--- AVAILABLE RECORDS ---

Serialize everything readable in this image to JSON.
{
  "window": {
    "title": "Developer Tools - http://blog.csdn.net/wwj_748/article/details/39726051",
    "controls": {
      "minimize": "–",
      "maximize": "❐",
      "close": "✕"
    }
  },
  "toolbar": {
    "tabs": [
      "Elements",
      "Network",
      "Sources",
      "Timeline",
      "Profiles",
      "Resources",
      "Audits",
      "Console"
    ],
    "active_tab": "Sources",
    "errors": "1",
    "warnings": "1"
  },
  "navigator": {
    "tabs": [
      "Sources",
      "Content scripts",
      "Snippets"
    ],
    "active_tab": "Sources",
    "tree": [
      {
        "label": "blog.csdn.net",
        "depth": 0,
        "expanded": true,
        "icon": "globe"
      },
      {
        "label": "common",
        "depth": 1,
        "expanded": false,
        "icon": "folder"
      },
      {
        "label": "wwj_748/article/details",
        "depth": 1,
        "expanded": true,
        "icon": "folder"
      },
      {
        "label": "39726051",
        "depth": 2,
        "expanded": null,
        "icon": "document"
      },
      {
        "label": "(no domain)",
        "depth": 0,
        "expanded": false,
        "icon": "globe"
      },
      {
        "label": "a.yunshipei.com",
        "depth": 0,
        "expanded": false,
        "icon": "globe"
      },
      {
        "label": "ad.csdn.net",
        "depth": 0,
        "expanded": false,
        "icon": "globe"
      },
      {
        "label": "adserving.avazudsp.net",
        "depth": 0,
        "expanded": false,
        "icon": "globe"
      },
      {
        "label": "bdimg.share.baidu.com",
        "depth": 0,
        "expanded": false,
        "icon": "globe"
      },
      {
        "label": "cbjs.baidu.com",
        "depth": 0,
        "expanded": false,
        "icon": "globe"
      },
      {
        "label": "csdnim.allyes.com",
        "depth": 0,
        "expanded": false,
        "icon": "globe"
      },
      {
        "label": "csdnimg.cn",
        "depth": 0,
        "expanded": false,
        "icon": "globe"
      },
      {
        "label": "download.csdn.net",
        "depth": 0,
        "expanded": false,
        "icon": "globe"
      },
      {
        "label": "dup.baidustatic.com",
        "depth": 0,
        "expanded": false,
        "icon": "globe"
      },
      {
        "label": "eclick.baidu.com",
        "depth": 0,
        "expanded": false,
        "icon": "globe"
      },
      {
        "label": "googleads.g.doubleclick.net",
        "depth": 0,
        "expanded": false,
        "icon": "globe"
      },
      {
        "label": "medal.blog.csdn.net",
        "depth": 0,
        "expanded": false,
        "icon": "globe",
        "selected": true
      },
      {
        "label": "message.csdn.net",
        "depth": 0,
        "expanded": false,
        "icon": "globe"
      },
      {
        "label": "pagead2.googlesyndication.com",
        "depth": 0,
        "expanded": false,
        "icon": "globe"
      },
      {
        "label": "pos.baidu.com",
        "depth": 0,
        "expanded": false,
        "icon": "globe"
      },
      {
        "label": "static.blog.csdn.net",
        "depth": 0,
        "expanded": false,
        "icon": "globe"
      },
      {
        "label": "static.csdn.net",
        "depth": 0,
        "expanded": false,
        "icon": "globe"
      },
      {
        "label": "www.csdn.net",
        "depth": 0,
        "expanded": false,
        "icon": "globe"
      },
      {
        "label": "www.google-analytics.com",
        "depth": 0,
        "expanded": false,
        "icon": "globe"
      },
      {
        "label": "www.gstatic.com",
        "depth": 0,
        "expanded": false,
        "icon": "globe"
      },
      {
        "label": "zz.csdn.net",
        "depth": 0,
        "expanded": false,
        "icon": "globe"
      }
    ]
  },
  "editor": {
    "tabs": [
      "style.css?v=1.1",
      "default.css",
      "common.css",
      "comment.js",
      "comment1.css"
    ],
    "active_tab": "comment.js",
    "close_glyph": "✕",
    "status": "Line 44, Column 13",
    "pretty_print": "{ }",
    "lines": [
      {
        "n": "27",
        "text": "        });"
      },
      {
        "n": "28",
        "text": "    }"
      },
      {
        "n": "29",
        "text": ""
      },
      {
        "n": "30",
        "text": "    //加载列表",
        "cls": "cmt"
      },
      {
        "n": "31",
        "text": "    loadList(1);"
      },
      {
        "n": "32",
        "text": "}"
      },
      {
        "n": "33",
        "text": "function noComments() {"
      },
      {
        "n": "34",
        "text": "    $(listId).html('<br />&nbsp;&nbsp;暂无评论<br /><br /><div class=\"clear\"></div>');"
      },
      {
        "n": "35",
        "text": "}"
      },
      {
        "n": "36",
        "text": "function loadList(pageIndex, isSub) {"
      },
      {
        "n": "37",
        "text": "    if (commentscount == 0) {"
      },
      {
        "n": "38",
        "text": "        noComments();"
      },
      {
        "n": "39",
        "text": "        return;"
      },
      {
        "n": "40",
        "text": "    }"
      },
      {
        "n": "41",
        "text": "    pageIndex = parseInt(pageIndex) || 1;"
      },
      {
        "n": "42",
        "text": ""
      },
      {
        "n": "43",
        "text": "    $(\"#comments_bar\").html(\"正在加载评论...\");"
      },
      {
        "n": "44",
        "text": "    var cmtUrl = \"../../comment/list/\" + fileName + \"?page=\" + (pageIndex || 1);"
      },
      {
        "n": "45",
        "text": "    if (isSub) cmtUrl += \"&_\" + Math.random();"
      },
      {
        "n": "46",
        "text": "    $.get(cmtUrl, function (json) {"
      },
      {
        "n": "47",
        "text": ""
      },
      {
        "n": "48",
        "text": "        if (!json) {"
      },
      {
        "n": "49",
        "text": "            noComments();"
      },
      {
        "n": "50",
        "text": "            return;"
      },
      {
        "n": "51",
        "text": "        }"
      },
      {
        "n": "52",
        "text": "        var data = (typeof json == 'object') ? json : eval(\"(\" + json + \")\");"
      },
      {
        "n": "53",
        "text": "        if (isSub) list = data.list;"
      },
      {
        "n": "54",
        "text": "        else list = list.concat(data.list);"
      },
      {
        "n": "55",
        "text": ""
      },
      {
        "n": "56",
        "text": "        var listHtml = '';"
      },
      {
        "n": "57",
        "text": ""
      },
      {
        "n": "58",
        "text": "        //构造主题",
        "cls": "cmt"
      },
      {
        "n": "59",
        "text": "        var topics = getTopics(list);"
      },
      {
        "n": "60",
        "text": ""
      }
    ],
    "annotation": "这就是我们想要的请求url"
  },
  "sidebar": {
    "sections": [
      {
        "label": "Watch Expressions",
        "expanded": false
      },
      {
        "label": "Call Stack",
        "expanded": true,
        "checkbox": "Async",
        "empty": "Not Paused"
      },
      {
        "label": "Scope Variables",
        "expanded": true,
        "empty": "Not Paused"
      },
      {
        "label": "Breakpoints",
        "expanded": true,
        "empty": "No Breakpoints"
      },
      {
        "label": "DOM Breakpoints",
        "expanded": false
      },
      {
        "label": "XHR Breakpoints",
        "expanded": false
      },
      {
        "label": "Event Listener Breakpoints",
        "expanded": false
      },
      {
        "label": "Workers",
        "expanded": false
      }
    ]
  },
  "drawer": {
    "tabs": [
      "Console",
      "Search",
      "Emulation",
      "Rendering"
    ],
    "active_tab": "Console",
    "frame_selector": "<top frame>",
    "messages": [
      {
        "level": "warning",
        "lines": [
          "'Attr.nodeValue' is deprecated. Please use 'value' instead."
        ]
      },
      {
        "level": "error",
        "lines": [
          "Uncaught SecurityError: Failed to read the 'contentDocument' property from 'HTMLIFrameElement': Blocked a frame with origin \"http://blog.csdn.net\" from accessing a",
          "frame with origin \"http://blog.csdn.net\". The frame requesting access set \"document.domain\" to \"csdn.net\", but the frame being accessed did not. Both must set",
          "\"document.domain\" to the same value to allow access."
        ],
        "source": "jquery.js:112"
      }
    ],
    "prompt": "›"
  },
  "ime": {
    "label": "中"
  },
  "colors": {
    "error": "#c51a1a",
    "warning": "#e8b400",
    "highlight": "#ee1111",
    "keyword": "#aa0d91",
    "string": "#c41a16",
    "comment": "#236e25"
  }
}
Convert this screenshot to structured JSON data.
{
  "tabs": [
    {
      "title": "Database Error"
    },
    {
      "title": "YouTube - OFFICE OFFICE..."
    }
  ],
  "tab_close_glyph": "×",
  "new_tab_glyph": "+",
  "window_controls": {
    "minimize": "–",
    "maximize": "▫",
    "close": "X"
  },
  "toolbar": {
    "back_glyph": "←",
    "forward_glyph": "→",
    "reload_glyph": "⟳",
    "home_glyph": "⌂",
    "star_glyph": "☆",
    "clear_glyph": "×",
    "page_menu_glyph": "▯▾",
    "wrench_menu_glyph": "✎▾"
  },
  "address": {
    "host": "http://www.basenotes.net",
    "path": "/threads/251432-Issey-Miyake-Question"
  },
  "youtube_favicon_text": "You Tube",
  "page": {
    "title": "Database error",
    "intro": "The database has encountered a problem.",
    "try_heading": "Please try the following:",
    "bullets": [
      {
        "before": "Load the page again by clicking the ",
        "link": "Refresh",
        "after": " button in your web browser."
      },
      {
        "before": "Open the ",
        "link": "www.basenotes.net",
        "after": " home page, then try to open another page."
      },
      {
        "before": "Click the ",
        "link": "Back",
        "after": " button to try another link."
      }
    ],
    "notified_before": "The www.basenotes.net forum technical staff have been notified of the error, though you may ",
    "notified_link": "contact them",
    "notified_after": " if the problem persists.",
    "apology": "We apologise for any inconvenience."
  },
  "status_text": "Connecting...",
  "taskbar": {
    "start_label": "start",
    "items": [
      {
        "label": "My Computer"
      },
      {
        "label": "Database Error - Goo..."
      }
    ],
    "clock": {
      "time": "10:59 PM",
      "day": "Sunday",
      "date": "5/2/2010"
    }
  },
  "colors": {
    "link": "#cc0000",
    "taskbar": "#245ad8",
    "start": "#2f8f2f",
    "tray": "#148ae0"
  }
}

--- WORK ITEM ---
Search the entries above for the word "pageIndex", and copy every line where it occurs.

--- EXERCISE SOLUTION ---
        "text": "function loadList(pageIndex, isSub) {"
        "text": "    pageIndex = parseInt(pageIndex) || 1;"
        "text": "    var cmtUrl = \"../../comment/list/\" + fileName + \"?page=\" + (pageIndex || 1);"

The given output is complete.